The village has a druid woodland sculpture park, noted for its large sleeping dragon. The east of the village has a hall and recreation ground used for sports.

The parish church is about half a mile from the village centre. It is dedicated to St Cosmus and St Damian and emphasising some kind of descriptor of the land itself, has always been suffixed 'in the Blean'. It is a 13th-century building and Grade II* listed, the second highest designation in the national grading scheme.[6][7]

Veering towards the north of the village's main street is a pub; a post office is also in the village.

Governance[edit]

Blean is part of the electoral ward of Blean Forest. The population of this ward at the 2011 census was 6,176.[8]

Economy[edit]

Blean's economy is closely tied to Canterbury and to a lesser extent, Whitstable. In television entertainment Smallfilms operates here the production company that created the animated series Ivor the Engine, Bagpuss and the Clangers, at Peter Firmin's barn on the Blean farm. The bay window of Firmin's house was featured in the opening sequence of Bagpuss.[9]

Eponyms[edit]

HMS Blean was named after the village's Blean Beagles hunt.

Possible use in literature[edit]

According to Douglas Adams's humorous dictionary The Meaning of Liff (1983), a "blean" is a "Scientific measure of luminosity: 1 glimmer = 100,000 bleans. Usherettes' torches are designed to produce between 2.5 and 4 bleans, enabling them to assist you in falling downstairs, treading on people or putting your hand into a Neapolitan tub when reaching for change".

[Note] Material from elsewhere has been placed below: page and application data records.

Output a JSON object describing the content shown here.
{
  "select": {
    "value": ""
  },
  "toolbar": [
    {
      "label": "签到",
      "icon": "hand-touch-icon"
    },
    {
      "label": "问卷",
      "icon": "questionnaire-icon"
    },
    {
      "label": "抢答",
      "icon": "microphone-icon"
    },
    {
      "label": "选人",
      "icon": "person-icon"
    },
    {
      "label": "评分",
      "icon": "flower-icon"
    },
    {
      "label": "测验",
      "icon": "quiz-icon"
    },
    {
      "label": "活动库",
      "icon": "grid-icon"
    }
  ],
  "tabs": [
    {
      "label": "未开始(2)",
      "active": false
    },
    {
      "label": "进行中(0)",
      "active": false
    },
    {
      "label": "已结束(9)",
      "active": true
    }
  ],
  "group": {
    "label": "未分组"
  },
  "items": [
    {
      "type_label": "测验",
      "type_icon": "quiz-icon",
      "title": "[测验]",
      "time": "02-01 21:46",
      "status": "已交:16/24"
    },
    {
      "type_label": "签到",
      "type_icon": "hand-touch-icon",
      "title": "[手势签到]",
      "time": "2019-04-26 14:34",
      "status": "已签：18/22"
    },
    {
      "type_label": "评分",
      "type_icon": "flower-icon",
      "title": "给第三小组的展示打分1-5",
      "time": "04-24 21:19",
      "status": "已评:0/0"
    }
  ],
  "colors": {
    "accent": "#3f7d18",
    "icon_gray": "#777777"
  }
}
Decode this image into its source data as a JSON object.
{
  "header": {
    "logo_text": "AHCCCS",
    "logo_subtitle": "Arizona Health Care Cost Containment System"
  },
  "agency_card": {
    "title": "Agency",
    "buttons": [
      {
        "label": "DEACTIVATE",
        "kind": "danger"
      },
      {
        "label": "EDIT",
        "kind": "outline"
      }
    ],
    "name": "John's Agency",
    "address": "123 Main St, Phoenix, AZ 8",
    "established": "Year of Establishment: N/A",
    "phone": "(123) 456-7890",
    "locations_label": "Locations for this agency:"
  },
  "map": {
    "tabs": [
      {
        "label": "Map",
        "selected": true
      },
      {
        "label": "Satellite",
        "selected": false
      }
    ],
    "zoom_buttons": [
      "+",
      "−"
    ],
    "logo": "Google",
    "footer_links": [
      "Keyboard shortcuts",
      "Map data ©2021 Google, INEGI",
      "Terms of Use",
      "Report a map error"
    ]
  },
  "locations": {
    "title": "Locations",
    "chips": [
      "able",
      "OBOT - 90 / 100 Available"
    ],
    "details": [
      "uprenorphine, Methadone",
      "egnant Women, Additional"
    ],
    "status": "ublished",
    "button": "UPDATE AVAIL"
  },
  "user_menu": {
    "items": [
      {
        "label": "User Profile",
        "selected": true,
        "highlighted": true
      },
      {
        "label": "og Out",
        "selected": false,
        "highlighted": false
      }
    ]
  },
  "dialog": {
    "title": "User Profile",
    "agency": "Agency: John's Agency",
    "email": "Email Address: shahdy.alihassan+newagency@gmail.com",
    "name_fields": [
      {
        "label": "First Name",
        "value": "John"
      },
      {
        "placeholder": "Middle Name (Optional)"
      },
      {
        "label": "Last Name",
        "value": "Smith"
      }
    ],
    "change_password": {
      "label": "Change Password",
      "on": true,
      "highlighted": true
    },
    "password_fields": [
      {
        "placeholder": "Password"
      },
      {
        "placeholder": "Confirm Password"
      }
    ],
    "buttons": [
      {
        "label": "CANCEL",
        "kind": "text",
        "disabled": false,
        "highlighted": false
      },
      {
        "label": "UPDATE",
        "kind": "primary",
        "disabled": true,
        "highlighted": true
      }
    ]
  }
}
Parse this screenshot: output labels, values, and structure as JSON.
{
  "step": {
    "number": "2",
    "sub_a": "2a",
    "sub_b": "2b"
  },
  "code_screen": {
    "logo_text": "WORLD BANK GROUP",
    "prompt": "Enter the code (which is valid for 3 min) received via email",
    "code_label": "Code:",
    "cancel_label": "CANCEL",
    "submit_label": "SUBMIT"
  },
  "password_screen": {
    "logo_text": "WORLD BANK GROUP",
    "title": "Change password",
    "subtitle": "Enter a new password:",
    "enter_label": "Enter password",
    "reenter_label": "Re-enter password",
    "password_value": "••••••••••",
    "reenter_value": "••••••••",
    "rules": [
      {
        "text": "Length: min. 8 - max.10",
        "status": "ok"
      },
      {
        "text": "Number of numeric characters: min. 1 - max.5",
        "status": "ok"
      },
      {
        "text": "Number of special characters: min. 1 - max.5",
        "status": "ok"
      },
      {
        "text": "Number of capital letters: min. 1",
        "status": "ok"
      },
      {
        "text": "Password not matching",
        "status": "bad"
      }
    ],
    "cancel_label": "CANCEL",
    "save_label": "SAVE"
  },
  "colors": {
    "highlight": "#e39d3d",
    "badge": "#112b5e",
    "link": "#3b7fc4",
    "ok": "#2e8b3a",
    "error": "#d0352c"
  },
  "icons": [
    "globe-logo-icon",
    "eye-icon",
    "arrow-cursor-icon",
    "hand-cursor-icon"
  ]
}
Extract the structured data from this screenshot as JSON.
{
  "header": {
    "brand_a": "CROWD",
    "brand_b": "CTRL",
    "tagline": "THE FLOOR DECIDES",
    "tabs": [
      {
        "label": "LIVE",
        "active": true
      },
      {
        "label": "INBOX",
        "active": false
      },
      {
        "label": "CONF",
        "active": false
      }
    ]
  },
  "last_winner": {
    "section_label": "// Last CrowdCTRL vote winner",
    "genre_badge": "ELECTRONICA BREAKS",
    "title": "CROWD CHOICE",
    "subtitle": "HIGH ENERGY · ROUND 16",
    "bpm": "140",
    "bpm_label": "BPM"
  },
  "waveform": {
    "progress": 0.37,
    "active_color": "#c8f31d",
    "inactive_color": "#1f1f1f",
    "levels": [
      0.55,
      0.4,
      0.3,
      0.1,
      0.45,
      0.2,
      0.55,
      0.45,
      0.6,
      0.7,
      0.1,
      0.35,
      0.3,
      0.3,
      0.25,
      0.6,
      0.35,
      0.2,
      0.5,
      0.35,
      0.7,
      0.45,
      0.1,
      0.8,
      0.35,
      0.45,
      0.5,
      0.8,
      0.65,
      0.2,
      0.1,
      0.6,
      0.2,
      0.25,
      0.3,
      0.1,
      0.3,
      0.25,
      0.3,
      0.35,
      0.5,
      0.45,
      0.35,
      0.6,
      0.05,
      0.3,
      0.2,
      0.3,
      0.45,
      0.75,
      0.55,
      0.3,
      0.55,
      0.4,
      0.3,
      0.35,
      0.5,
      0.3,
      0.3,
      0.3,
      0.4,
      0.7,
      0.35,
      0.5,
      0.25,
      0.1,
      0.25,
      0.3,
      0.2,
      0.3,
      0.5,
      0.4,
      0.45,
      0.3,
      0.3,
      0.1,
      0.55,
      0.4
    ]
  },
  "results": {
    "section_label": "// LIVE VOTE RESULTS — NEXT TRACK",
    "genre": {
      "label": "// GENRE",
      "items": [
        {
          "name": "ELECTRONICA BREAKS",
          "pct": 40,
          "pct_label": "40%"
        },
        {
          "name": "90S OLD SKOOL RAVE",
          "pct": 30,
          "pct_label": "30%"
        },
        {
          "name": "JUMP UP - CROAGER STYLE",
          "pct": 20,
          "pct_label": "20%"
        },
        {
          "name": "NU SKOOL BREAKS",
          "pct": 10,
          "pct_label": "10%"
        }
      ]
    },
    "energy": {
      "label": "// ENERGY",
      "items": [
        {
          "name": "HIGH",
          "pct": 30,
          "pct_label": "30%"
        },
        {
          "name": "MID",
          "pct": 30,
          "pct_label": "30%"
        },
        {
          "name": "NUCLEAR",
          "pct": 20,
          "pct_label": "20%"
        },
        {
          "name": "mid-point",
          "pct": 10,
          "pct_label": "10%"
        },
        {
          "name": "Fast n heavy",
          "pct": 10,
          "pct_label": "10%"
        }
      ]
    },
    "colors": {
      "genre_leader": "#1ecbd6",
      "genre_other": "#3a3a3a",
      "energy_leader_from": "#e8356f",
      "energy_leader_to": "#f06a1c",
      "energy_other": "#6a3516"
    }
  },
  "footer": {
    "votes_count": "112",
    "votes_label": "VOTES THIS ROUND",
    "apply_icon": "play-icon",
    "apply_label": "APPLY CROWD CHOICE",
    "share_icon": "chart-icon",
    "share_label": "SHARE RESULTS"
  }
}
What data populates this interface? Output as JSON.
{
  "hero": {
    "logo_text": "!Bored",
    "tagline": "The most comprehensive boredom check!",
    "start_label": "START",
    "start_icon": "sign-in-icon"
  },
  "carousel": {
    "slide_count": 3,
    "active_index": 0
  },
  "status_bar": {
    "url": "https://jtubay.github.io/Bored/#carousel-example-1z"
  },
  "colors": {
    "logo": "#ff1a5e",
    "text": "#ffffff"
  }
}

References[edit]

  1. ^ Key Statistics; Quick Statistics: Population Density United Kingdom Census 2011 Office for National Statistics Retrieved 21 November 2013
  2. ^ "Blean Parish Council – St.Cosmus and St.Damian in the Blean". www.bleanpc.kentparishes.gov.uk. Retrieved 6 July 2018. 
  3. ^ Hasted, Edward (1800). "Parishes". The History and Topographical Survey of the County of Kent. Institute of Historical Research. 9: 2–7. Retrieved 12 February 2014. 
  4. ^ English, University of Nottingham - Institute of Name Studies School of. "Key to English Place-names". kepn.nottingham.ac.uk. Retrieved 6 July 2018. 
  5. ^ "Blean Parish Council". 
  6. ^ "Church of St Cosmus and St Damian, St Cosmus and St Damian in the Blean". www.britishlistedbuildings.co.uk. Retrieved 12 February 2014. 
  7. ^ Historic England. "Church of St Cosmus and St Damian  (Grade II*) (1085522)". National Heritage List for England. Retrieved 2 September 2015. 
  8. ^ "Blean Forest Ward population 2011". Retrieved 2 October 2015. 
  9. ^ "Bagpuss - See Emily Play". BBC. London. 9 December 2008. Retrieved 2008-09-12. 

External links[edit]